Sleeping through the symptoms
Eating food rich in fat, protein, and fiber (to help flush out Xanax from your system)
How to prevent a Xanax hangover?
The best way to prevent a Xanax hangover is to ensure that your body sufficiently adapts to its receiving medication. Additionally, it is crucial to make sure that you take your medication as prescribed and not alter the dosage you are taking without your doctor’s instruction. It is dangerous to mix Xanax with other substances such as alcohol or other drugs.
Receive the right help for Xanax addiction
Xanax is a substance that is medically prescribed as a treatment for panic disorder. However, it can also be a source of abuse and drug dependency. If you or someone you know is experiencing a Xanax hangover due to misusing the drug, Recovery Blvd Professional Track provides drug detox and the right treatments for you.
Our high-quality services and procedures include:
Advanced Relapse Prevention;
Substance Abuse Counseling; and
With us, you can start your journey to recovery with the proper help and care to guide you along the way.
If you would like to know more about Recovery Blvd, please call us at (866) 231-3007. You can also visit our drug recovery center in Portland at 1316 SE 12th Avenue, Portland, OR 97214, to book an appointment.

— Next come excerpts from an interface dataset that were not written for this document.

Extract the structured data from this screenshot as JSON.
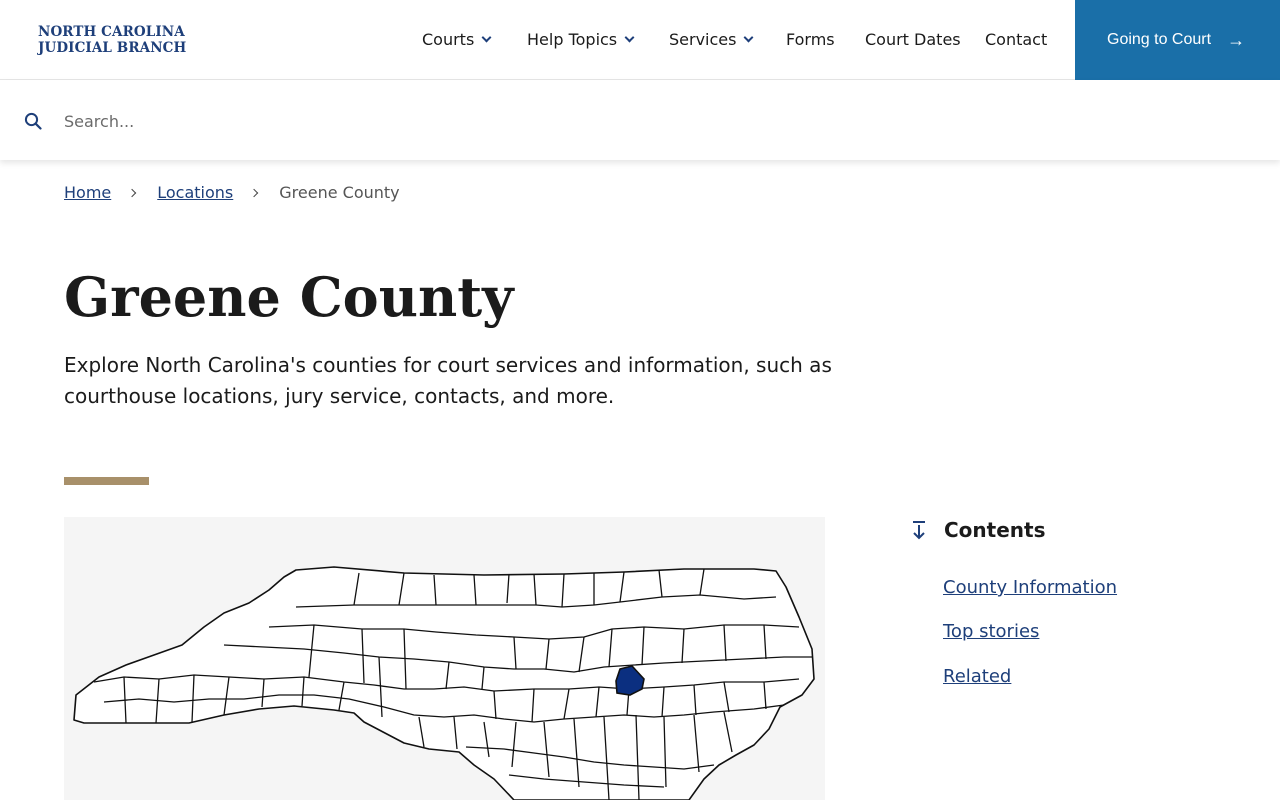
{
  "header": {
    "logo_line1": "NORTH CAROLINA",
    "logo_line2": "JUDICIAL BRANCH",
    "nav": [
      {
        "label": "Courts"
      },
      {
        "label": "Help Topics"
      },
      {
        "label": "Services"
      },
      {
        "label": "Forms"
      },
      {
        "label": "Court Dates"
      },
      {
        "label": "Contact"
      }
    ],
    "cta_label": "Going to Court",
    "cta_icon": "arrow-right-icon"
  },
  "search": {
    "placeholder": "Search...",
    "value": ""
  },
  "breadcrumb": {
    "items": [
      {
        "label": "Home"
      },
      {
        "label": "Locations"
      }
    ],
    "current": "Greene County"
  },
  "main": {
    "title": "Greene County",
    "intro": "Explore North Carolina's counties for court services and information, such as courthouse locations, jury service, contacts, and more."
  },
  "map": {
    "highlighted_county": "Greene County",
    "highlight_color": "#0b2f80"
  },
  "contents": {
    "heading": "Contents",
    "items": [
      {
        "label": "County Information"
      },
      {
        "label": "Top stories"
      },
      {
        "label": "Related"
      }
    ]
  },
  "colors": {
    "brand": "#1e3f7a",
    "cta": "#1a6fa8",
    "accent": "#a8906a"
  }
}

Disclaimer: This post serves a strictly educational use. It does not reflect the services, products, or therapeutic approaches of this establishment or its healthcare practitioners. This blog aims not to advertise the products, services, or therapeutic approaches of any other establishment that may be associated with this site. On the subject of safe or legal services, products, and appropriate therapies, recommendations ought to be given by a qualified professional on a case-to-case basis.